By year’s end, though, all was forgiven: Time named Zuckerberg its Person of the Year, many of the boycotters returned to Facebook, and Goldman Sachs (GS) bought a pricey piece of Facebook’s success — a success built on the back of all our personal data.

Maybe the age of privacy is over after all. Zuckerberg may not have said so, but he did what he could to snuff out web privacy.

Oddly, if you want to catch a tech CEO’s boldly declaring that privacy is done for, you have to go back to 1999, when Sun Microsystems’ Scott McNealy scoffed, “You already have zero privacy. Get over it.” In 2011, the remarkable thing about McNealy’s candid statement wasn’t how early in the web’s history he made it, but how long it took most of us to believe him.

As we hang our new calendars up on the wall, we pause to look back on the previous year with wistfulness or dread. As I look back on the web in 2010, I see two things, both represented in Facebook’s trajectory through the year: Web companies harvesting personal data had their best years ever. And the web became a lot less fun — in many ways as dangerous a place to visit as it’s ever been.

In an important way, those two developments are related. Personal data is the fuel powering the social web — as well as the profits of web giants.

In the web’s early, Wild West days, the chief hazards used to came from online highwaymen — spammers, scammers, phishers and malware peddlers.
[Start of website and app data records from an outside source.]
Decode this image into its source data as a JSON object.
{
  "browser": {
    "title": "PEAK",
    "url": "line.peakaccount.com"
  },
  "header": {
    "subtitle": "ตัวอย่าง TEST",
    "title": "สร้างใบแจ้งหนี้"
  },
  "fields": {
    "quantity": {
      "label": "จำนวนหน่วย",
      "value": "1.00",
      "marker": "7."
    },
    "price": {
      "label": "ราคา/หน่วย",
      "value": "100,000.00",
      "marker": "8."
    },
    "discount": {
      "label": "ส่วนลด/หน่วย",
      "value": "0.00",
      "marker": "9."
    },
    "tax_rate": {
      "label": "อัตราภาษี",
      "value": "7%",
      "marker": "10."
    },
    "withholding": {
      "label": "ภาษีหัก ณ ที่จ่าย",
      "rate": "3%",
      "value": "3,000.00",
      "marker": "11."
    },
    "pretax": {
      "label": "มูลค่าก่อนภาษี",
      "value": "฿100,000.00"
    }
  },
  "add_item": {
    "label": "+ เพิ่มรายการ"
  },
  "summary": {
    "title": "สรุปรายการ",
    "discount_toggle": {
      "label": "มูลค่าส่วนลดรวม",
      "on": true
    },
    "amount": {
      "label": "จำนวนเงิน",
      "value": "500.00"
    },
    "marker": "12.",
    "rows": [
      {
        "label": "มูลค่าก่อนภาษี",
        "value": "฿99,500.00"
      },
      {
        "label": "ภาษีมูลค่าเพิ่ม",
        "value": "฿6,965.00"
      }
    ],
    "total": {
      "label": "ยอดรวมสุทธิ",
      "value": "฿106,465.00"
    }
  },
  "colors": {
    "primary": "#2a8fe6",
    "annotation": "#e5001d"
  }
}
They are all still chronic problems, but it’s gotten easier to work around them. Now that the web is growing up, gotten much harder to get around is the evolution of the web into a platform that is designed to benefit companies at the expense of the freedom of web users.

Web profits and web privacy don’t have to be mutually exclusive. But too often personal data is harvested and used in a thoughtless or hamfisted fashion. Take the launch of Google (GOOG) Buzz, a move against Facebook’s emergence that ended up being a bigger privacy debacle than anything Mark Zuckerberg ever dreamed up. Buzz sucked Gmail contacts into to its instant social network, creating instant problems when people received emails from abusive ex-husbands.
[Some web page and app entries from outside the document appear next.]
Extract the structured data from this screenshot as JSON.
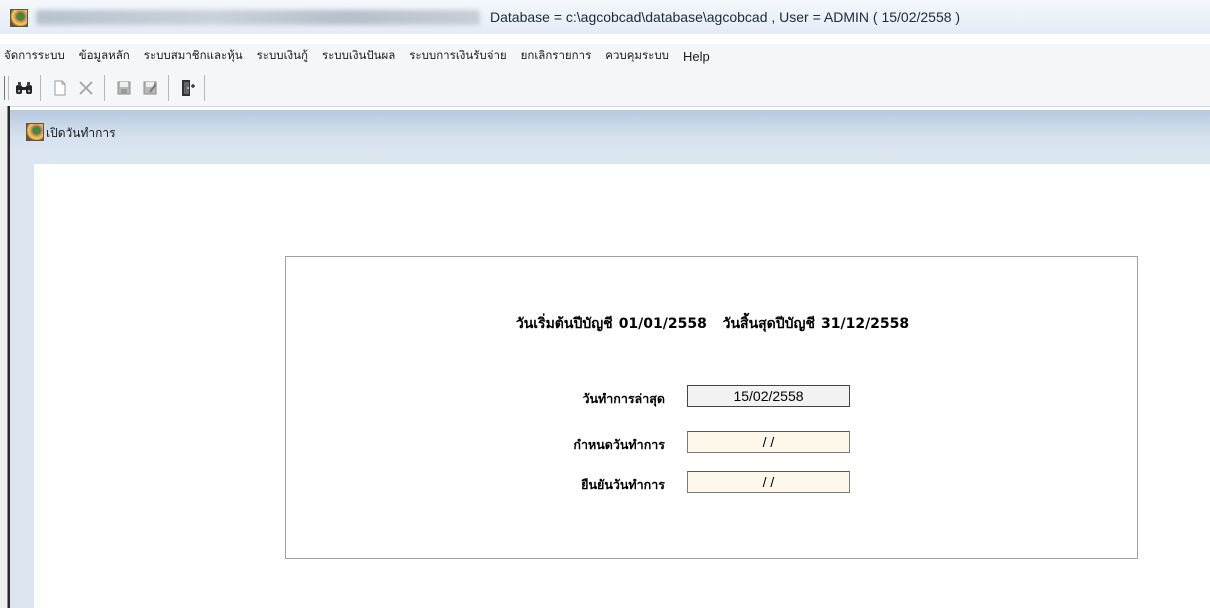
{
  "window": {
    "title": "Database = c:\\agcobcad\\database\\agcobcad , User = ADMIN ( 15/02/2558 )"
  },
  "menu": {
    "items": [
      "จัดการระบบ",
      "ข้อมูลหลัก",
      "ระบบสมาชิกและหุ้น",
      "ระบบเงินกู้",
      "ระบบเงินปันผล",
      "ระบบการเงินรับจ่าย",
      "ยกเลิกรายการ",
      "ควบคุมระบบ",
      "Help"
    ]
  },
  "toolbar": {
    "icons": [
      "search-icon",
      "new-document-icon",
      "delete-icon",
      "save-icon",
      "edit-save-icon",
      "exit-door-icon"
    ]
  },
  "child": {
    "title": "เปิดวันทำการ"
  },
  "form": {
    "period": {
      "start_label": "วันเริ่มต้นปีบัญชี",
      "start_date": "01/01/2558",
      "end_label": "วันสิ้นสุดปีบัญชี",
      "end_date": "31/12/2558"
    },
    "last_workday": {
      "label": "วันทำการล่าสุด",
      "value": "15/02/2558"
    },
    "set_workday": {
      "label": "กำหนดวันทำการ",
      "value": " / /"
    },
    "confirm_workday": {
      "label": "ยืนยันวันทำการ",
      "value": " / /"
    }
  },
  "colors": {
    "input_bg": "#fdf8ea",
    "child_titlebar": "#c9d8e8"
  }
}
After Buzz fizzled, Google CEO Eric Schmidt would frequently appear to talk about how important safeguarding privacy was to Google. He’d say earnest things like, “I don’t believe society understands what happens when everything is available, knowable and recorded by everyone all the time,” A fair point, but what happens when Google doesn’t understand?

To be sure, there were plenty of threats on the web that didn’t originate from companies. Google itself was the target of Chinese hackers, who may have been working at the behest of the Chinese government, according to U.S. diplomatic cables released by Wikileaks.
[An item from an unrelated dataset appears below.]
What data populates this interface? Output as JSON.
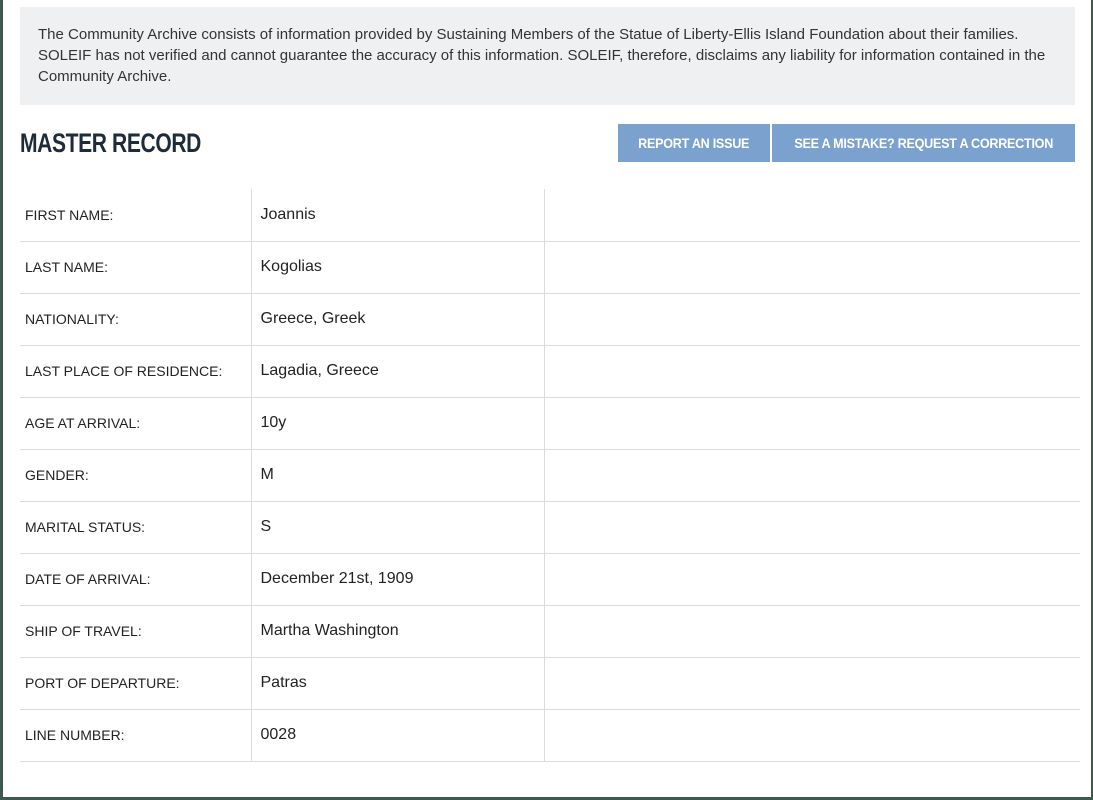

Wikileaks had trouble receiving online donations when the State Department pressured PayPal and Mastercard (MA) and others into blocking funds. PayPal and Mastercard had their sites taken down by Anonymous, the legion of hackers who gather on 4Chan’s message board was also knocked offline. And so on.

It was all one big long daisy chain of online headaches. And it’s part of a broader trend in which, even as the web is playing a bigger part of our lives, it’s threatening to become a bigger hassle for us as well.

Fittingly, the year ended with a rash of bad news that suggests 2011 isn’t likely to be any better. Gawker Media’s servers were hacked and the emails and passwords of 1.25 million of its readers uploaded to the Pirate Bay. Some of the most popular iPhone apps were found to be sending personal data like location and phone numbers to advertisers. The FCC passed a set of neutrality rules that fell far short of the openness that people are used to on the web, particularly on the mobile web.

In most of these areas — the corporate control of personal data, the risk of malware and stolen passwords, the ability of ISPs to throttle bandwidth — battles will continue to wage over protecting individual interests. But there is also a growing resignation that these problems are the price to pay for being on the web. At some point, when the price gets to be too high, it may be too late to go back to the kind of open web we enjoyed for years.